As one of the most diverse countries in Southeast Asia, Burma, also known as Myanmar, enjoys a population that consists of a vast array of ethnic groups that collectively speak over 100 languages and dialects. Boasting powerhouse neighbors such as Thailand, India and China, Burma appears to be the perfect location in Southeast Asia to reap the benefits of neighboring economic success.
However, poverty in Burma stands at a staggering 26 percent, making it one of the poorest nations in the region.
With an economy that is largely dependent on agricultural development, it comes as no not surprise that poverty in Burma is twice as high in rural areas where nearly 70 percent of the population lives.
Further, only about 30 percent of Burma’s total population has access to electricity. The rest of the population still relies on firewood as their main source of energy.
However, Burma set forth a plan last year to reorganize their energy systems to stimulate economic growth in every division within the energy sector. Yet, progress has been slower than expected.
In order to speed up progress on Burma’s energy goals, Thailand’s Green Earth Power appointed Black & Veatch, an engineering and construction firm.
Black & Veatch will design and construct the services needed for a 220MW PV power plant to be built in Burma’s Minbu district. The solar plant would entail an investment of about $275 million.
With a great disparity in the number of people who are underemployed versus those who are over-worked (working beyond the 44 hour work week), the construction of a solar plant would redistribute and balance out the 60 million labor hours the nation works, collectively, every week.
In a recent interview with Clean Technica, Rick O’Connell, International Renewable Energy Director at Black & Veatch, said, “Electricity is an urgent priority in Myanmar and has serious implications on economic and social progress. As solar facilities can be built rapidly, it is an excellent alternative to quickly add power to the grid and ensure meaningful impacts on quality of life.”

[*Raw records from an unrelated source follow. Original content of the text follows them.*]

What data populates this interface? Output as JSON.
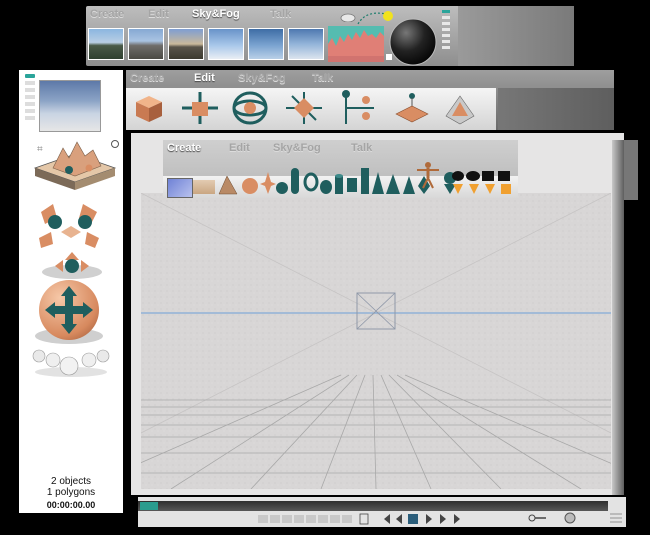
{
  "sky_panel": {
    "tabs": [
      {
        "label": "Create",
        "active": false
      },
      {
        "label": "Edit",
        "active": false
      },
      {
        "label": "Sky&Fog",
        "active": true
      },
      {
        "label": "Talk",
        "active": false
      }
    ],
    "thumbnails": [
      "mountain-lake-sky",
      "rocky-peaks-sky",
      "valley-sunset-sky",
      "blue-horizon-sky",
      "hazy-blue-sky",
      "cloudy-blue-sky"
    ],
    "histogram_label": "color-gradient-graph",
    "cloud_icon": "cloud-icon",
    "sun_icon": "sun-icon",
    "dial_icon": "fog-dial"
  },
  "edit_panel": {
    "tabs": [
      {
        "label": "Create",
        "active": false
      },
      {
        "label": "Edit",
        "active": true
      },
      {
        "label": "Sky&Fog",
        "active": false
      },
      {
        "label": "Talk",
        "active": false
      }
    ],
    "tools": [
      "cube-icon",
      "move-axes-icon",
      "rotate-rings-icon",
      "scale-axes-icon",
      "transform-axis-icon",
      "paint-cube-icon",
      "deform-terrain-icon"
    ]
  },
  "create_panel": {
    "tabs": [
      {
        "label": "Create",
        "active": true
      },
      {
        "label": "Edit",
        "active": false
      },
      {
        "label": "Sky&Fog",
        "active": false
      },
      {
        "label": "Talk",
        "active": false
      }
    ],
    "primitives": [
      "sphere",
      "sphere-small",
      "cone",
      "ellipsoid",
      "cylinder-flat",
      "cylinder",
      "cube",
      "torus",
      "tetrahedron",
      "pyramid",
      "disc"
    ]
  },
  "left_panel": {
    "objects": "2 objects",
    "polygons": "1 polygons",
    "time": "00:00:00.00"
  },
  "colors": {
    "copper": "#d89a74",
    "teal": "#1f5e5e",
    "panel_gray": "#9e9e9e",
    "grid_line": "#a8a8a8",
    "horizon": "#6ea0d8"
  }
}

Not only would this project help Burma’s government’s reach their goal to increase electricity production from the current 2,500 MW to 30,000 MW by 2030, it would also aid a nation where only 16 percent of households have access to grid-based electricity.
In the last year, Burma’s economy grew about 7 percent but a large percentage of the population still depend on agriculture and land ownership as their main form of employment. Since agriculture or land ownership alone is not enough to earn an adequate living in Burma, eliminating extreme poverty in Burma must start with guiding millions of impoverished people to participate in sectors outside of agriculture.
With energy projects underway and the hope of greater economic growth, reductions in the number of those living in extreme poverty in Burma is something to look forward to.
– Veronica Ung-Kono